___ Dataset records

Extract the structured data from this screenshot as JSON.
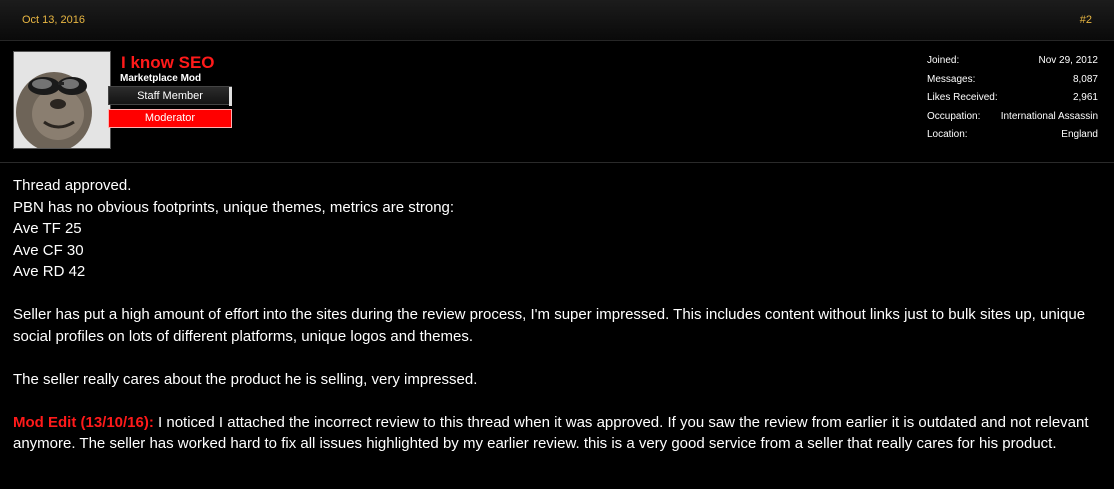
{
  "post": {
    "date": "Oct 13, 2016",
    "number": "#2"
  },
  "author": {
    "name": "I know SEO",
    "title": "Marketplace Mod",
    "staff_banner": "Staff Member",
    "role_banner": "Moderator",
    "colors": {
      "name": "#ff1a1a",
      "role_banner": "#ff0000"
    }
  },
  "stats": [
    {
      "label": "Joined:",
      "value": "Nov 29, 2012"
    },
    {
      "label": "Messages:",
      "value": "8,087"
    },
    {
      "label": "Likes Received:",
      "value": "2,961"
    },
    {
      "label": "Occupation:",
      "value": "International Assassin"
    },
    {
      "label": "Location:",
      "value": "England"
    }
  ],
  "message": {
    "lines_1": [
      "Thread approved.",
      "PBN has no obvious footprints, unique themes, metrics are strong:",
      "Ave TF 25",
      "Ave CF 30",
      "Ave RD 42"
    ],
    "para_2": "Seller has put a high amount of effort into the sites during the review process, I'm super impressed. This includes content without links just to bulk sites up, unique social profiles on lots of different platforms, unique logos and themes.",
    "para_3": "The seller really cares about the product he is selling, very impressed.",
    "mod_edit_label": "Mod Edit (13/10/16):",
    "mod_edit_text": " I noticed I attached the incorrect review to this thread when it was approved. If you saw the review from earlier it is outdated and not relevant anymore. The seller has worked hard to fix all issues highlighted by my earlier review. this is a very good service from a seller that really cares for his product."
  },
  "date_color": "#e8b642"
}
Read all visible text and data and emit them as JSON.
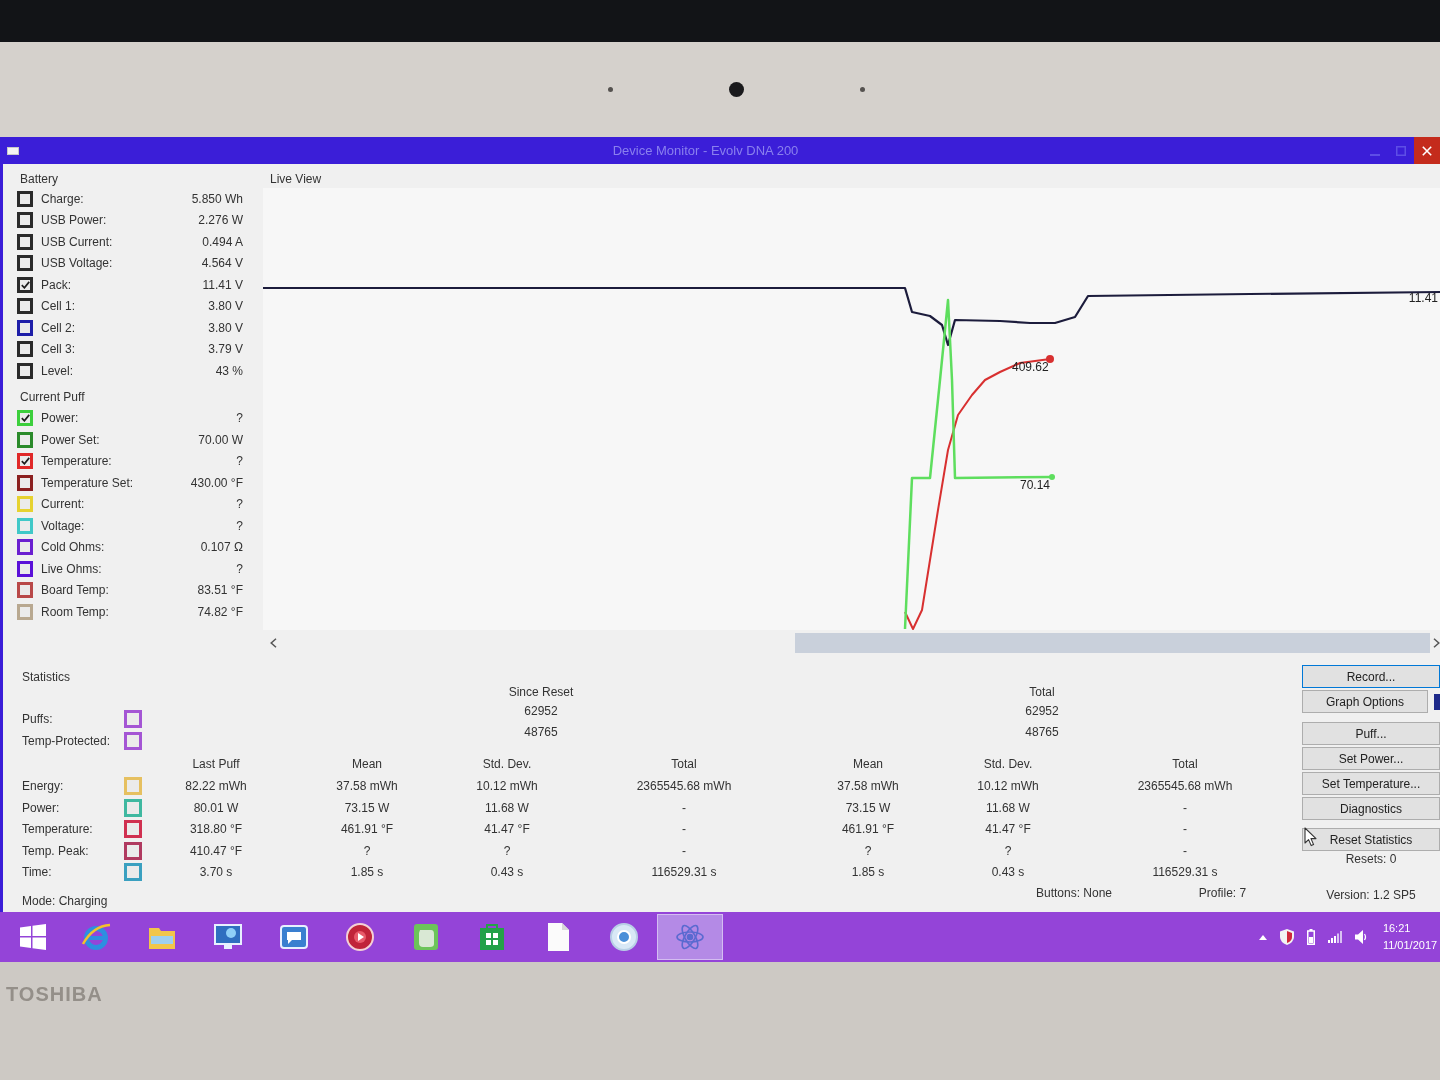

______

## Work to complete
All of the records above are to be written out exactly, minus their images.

## Response for this exercise
Extract the structured data from this screenshot as JSON.
{
  "post": {
    "date": "Oct 13, 2016",
    "number": "#2"
  },
  "author": {
    "name": "I know SEO",
    "title": "Marketplace Mod",
    "staff_banner": "Staff Member",
    "role_banner": "Moderator",
    "colors": {
      "name": "#ff1a1a",
      "role_banner": "#ff0000"
    }
  },
  "stats": [
    {
      "label": "Joined:",
      "value": "Nov 29, 2012"
    },
    {
      "label": "Messages:",
      "value": "8,087"
    },
    {
      "label": "Likes Received:",
      "value": "2,961"
    },
    {
      "label": "Occupation:",
      "value": "International Assassin"
    },
    {
      "label": "Location:",
      "value": "England"
    }
  ],
  "message": {
    "lines_1": [
      "Thread approved.",
      "PBN has no obvious footprints, unique themes, metrics are strong:",
      "Ave TF 25",
      "Ave CF 30",
      "Ave RD 42"
    ],
    "para_2": "Seller has put a high amount of effort into the sites during the review process, I'm super impressed. This includes content without links just to bulk sites up, unique social profiles on lots of different platforms, unique logos and themes.",
    "para_3": "The seller really cares about the product he is selling, very impressed.",
    "mod_edit_label": "Mod Edit (13/10/16):",
    "mod_edit_text": " I noticed I attached the incorrect review to this thread when it was approved. If you saw the review from earlier it is outdated and not relevant anymore. The seller has worked hard to fix all issues highlighted by my earlier review. this is a very good service from a seller that really cares for his product."
  },
  "date_color": "#e8b642"
}
Read all visible text and data and emit them as JSON.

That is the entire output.